**What is needed:** Go through the data and report how many lines include the word "heart", giving only the number.

(Saved data entries)
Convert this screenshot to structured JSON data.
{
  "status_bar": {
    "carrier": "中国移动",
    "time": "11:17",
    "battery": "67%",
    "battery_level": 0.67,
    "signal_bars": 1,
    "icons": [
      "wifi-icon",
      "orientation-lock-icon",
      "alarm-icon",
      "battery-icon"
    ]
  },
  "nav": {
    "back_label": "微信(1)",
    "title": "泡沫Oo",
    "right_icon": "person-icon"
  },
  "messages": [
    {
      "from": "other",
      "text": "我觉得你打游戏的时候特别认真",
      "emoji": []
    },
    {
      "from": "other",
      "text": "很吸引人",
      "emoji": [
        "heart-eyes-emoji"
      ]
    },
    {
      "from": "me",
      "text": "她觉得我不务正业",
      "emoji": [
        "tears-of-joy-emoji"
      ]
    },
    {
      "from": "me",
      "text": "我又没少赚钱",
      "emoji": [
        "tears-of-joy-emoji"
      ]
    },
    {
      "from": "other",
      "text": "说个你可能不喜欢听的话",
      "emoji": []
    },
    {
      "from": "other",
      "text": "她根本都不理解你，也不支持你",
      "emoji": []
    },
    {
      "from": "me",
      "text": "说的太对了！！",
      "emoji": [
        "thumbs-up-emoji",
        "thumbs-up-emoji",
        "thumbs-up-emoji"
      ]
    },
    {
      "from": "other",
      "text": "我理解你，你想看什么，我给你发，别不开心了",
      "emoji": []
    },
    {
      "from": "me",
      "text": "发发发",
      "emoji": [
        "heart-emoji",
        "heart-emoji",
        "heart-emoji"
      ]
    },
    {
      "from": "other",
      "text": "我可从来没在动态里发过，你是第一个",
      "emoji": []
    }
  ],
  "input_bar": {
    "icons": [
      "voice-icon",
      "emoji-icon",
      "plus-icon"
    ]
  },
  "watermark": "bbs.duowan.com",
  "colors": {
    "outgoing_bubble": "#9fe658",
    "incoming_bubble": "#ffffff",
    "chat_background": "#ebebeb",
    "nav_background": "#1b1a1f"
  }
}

**Your solution:** 4